What is a Lottery?


A lottery is a gambling game in which people pay money to buy tickets. If their numbers match the ones that are drawn, they win some of the money. Usually, it’s run by a state or city government.

The lottery evolved from ancient games that rewarded people for guessing winning combinations of numbers or symbols. These early lotteries were a form of social entertainment and were also used to raise money for public purposes, especially in the Low Countries.

During the 15th century, towns in Flanders held public lotteries to raise money for defenses or aid the poor.
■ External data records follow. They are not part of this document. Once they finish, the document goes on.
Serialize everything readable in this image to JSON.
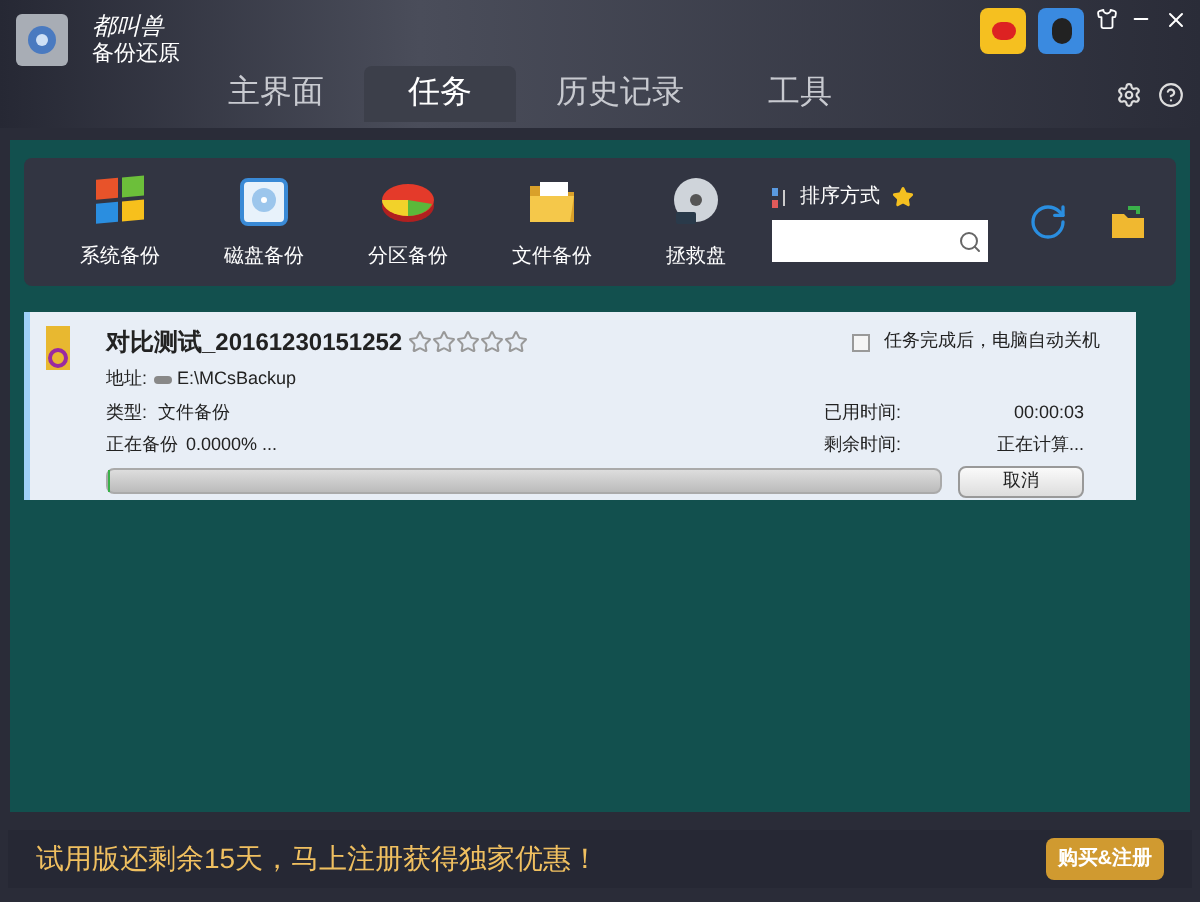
{
  "app": {
    "brand": "都叫兽",
    "product": "备份还原"
  },
  "tabs": [
    {
      "label": "主界面",
      "selected": false
    },
    {
      "label": "任务",
      "selected": true
    },
    {
      "label": "历史记录",
      "selected": false
    },
    {
      "label": "工具",
      "selected": false
    }
  ],
  "toolbar": [
    {
      "label": "系统备份",
      "kind": "windows"
    },
    {
      "label": "磁盘备份",
      "kind": "disk"
    },
    {
      "label": "分区备份",
      "kind": "pie"
    },
    {
      "label": "文件备份",
      "kind": "folder"
    },
    {
      "label": "拯救盘",
      "kind": "cd"
    }
  ],
  "sort": {
    "label": "排序方式"
  },
  "task": {
    "title": "对比测试_20161230151252",
    "stars": 0,
    "shutdown": {
      "label": "任务完成后，电脑自动关机",
      "checked": false
    },
    "address_label": "地址:",
    "address": "E:\\MCsBackup",
    "type_label": "类型:",
    "type": "文件备份",
    "status_label": "正在备份",
    "percent": "0.0000% ...",
    "elapsed_label": "已用时间:",
    "elapsed": "00:00:03",
    "remaining_label": "剩余时间:",
    "remaining": "正在计算...",
    "level": 0,
    "cancel": "取消"
  },
  "footer": {
    "message": "试用版还剩余15天，马上注册获得独家优惠！",
    "button": "购买&注册"
  }
}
Records show that some towns had been holding such events as late as 1445, with prize money worth 1737 florins in 2014 (about US$170,000).

Most lotteries have a mechanism for collecting and pooling the money placed as stakes. This usually takes the form of a hierarchy of sales agents who pass the money paid for the tickets up through the organization until it is “banked.”

Another element common to all lotteries is the drawing, a procedure for determining the winning numbers or symbols. This may take the form of a pool or collection of tickets, and it is possible to use computers for this purpose.

There are many different ways to play the lottery, but one of the best ways is to join a group that buys and picks the same set of numbers regularly. This gives you more chance of winning the next draw, says Richard Lustig, author of Learn How to Increase Your Chances of Winning the Lottery.